As I meet new Unix hackers using Linux or Mac, sometimes I am surprised at how few Unix tricks they know. It is sometimes painful to watch developers perform manual tasks on the shell.
What follows are my recommendations on how to improve your Unix skills, with a little introduction as to why you should get each book. I have linked to each one of those books with my Amazon afiliates link, so feel free to click on those links liberally.
Here is the list of books that programmers using Unix should read. It will only take you a couple of days to read them, but you will easily increase your productivity by a whole order of magnitude.
The Unix Programming Environment by Kernighan and Pike is a must-read. Although this is a very old book and it does not cover the fancy new features in modern versions of Unix, no other book covers in such beauty the explanation of the shell quoting rules, expansion rules, shell functions and the redirection rules.
Every single thing you do in Unix will use the above in some form or shape, and until you commit those to memory you will be a tourist, and not a resident.
Then you will learn sed and basic awk, both tools that you will use on a daily basis once you become proficient. You do not have to ever be scared of sed or regular expressions anymore.
Save yourself the embarrassment, and avoid posting on the comments section jwz's quote on regular expressions. You are not jwz.
It will take you about a week of commuting by bus to read it. You do not have to finish the book, you can skip over the second part.
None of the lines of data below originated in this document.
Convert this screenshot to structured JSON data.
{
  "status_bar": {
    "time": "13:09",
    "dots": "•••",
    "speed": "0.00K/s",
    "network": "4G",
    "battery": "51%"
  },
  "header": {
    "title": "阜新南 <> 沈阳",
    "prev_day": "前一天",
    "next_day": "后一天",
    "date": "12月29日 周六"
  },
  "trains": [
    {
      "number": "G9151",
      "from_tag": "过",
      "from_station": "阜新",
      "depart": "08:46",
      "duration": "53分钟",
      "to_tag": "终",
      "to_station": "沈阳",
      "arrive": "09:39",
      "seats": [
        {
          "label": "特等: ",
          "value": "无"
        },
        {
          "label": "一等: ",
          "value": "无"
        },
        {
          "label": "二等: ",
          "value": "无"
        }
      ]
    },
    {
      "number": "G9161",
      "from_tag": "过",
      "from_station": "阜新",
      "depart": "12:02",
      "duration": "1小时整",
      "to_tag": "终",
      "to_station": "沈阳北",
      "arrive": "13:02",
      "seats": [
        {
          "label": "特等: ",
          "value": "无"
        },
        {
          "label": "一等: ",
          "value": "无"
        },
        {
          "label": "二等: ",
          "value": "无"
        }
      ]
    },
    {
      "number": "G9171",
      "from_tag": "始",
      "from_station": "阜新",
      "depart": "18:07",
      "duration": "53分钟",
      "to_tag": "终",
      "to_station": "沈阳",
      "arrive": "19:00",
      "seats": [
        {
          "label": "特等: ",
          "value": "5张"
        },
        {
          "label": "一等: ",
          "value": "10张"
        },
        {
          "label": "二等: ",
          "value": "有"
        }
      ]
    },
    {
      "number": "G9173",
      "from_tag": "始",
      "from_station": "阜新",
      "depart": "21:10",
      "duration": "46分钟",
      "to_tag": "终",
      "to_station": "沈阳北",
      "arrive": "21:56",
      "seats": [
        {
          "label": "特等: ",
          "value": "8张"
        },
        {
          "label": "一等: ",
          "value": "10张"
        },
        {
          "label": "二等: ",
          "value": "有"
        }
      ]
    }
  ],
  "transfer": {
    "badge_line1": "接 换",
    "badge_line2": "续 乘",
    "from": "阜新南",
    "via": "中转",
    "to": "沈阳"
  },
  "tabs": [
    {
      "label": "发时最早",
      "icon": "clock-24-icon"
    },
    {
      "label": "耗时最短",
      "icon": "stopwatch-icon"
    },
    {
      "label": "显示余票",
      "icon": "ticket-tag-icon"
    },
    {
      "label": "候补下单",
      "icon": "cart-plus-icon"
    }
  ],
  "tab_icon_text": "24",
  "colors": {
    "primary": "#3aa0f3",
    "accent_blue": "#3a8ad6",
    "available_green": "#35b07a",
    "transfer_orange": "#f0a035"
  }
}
While Kernighan's book is basic literacy, you need to develop your muscles and you need to do this fast and not buy a book so thick and so packed with ridiculous screenshots that you will never get past page 20.
Get UNIX for the Impatient. This book is fun, compact and is packed with goodies that will make you enjoy every minute in Unix.
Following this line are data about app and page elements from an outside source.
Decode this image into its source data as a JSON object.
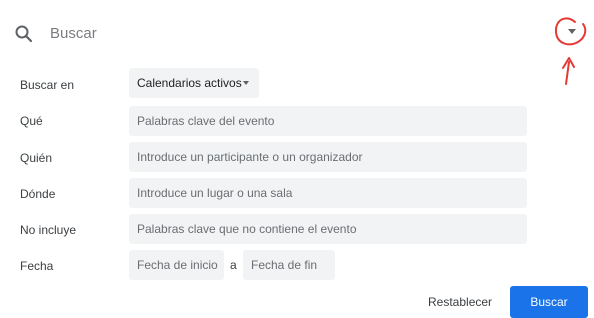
{
  "search": {
    "placeholder": "Buscar",
    "icon": "search-icon",
    "dropdown_icon": "arrow-drop-down-icon"
  },
  "annotation": {
    "color": "#e53935",
    "shapes": [
      "circle",
      "arrow"
    ]
  },
  "form": {
    "search_in": {
      "label": "Buscar en",
      "value": "Calendarios activos"
    },
    "what": {
      "label": "Qué",
      "placeholder": "Palabras clave del evento"
    },
    "who": {
      "label": "Quién",
      "placeholder": "Introduce un participante o un organizador"
    },
    "where": {
      "label": "Dónde",
      "placeholder": "Introduce un lugar o una sala"
    },
    "excludes": {
      "label": "No incluye",
      "placeholder": "Palabras clave que no contiene el evento"
    },
    "date": {
      "label": "Fecha",
      "start_placeholder": "Fecha de inicio",
      "separator": "a",
      "end_placeholder": "Fecha de fin"
    }
  },
  "actions": {
    "reset_label": "Restablecer",
    "search_label": "Buscar",
    "accent_color": "#1a73e8"
  }
}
Emacs has had a strong influence in Unix over the years. If you learn to use Emacs, you will automatically learn the hotkeys and keybindings in hundreds of applications in Unix.
The best place to learn Emacs is to launch Emacs and then press Control-h and then t. This is the online tutorial and it will take you about two hours to complete.
The knowledge that you will gain from Emacs will be useful for years to come. You will thank me. And you will offer to buy me a beer, which I will refuse because I rather have you buy me a freshly squeezed orange juice.
Learn to use the Midnight Commander.
The Midnight Commander blends the best of both worlds: GUI-esque file management with full access to the Unix console.
The Midnight Commander is a console application that shows 2 panels listing two different directories side-by-side and provides a command line that is fed directly to the Unix shell.
The basics are simple: use the arrow keys to move around, Control-S to do incremental searches over filenames, Control-t to tag or untag files and the F keys to perform copy, move or delete operations. Copy and Move default to copy to the other panel (which you can conveniently switch to by pressing the tab key).
There is no better way of keeping your file system organized than using my file manager.
If you can not quench your thirst for knowledge there is one last book that I will recommend. This is the atomic bomb of Unix knowledge.
Unix Power Tools is a compilation of tricks by some of the best Unix users that got compiled into a huge volume. This is a book of individual tricks, each about a page long, ideal to keep either on your bedside or in the restoom to pick a new trick every day.
At this point you might be thinking "I am awesome", "the world is my oyster" and "Avatar 3D was not such a bad movie".
But unless you touch-type, you are neither awesome, nor you are in a position to judge the qualities of the world as an oyster or any James Cameron movies.
You have to face the fact that not only you are a slow typist, you do look a little bit ridiculous. You are typing with two maybe three fingers on each hand and you move your head like a chicken as you alternate looking at your keyboard and looking at your screen.
Do humanity a favor and learn to touch type.
You can learn to touch type in about three weeks if you spend some two to three hours per day using Mavis Beacon Teaches Typing.
Mavis Beacon costs seventeen dollars ($17). Those seventeen dollars and the sixty three hours you will spend using it will do more to advance your carreer than the same sixty three hours spend reading editorials on Hacker News.
All of the books I list here have stood the test of time. They were written at a time when books were designed to last a lifetime.
Unlike most modern computer books, all of these were a pleasure to read.
Posted on 06 Sep 2011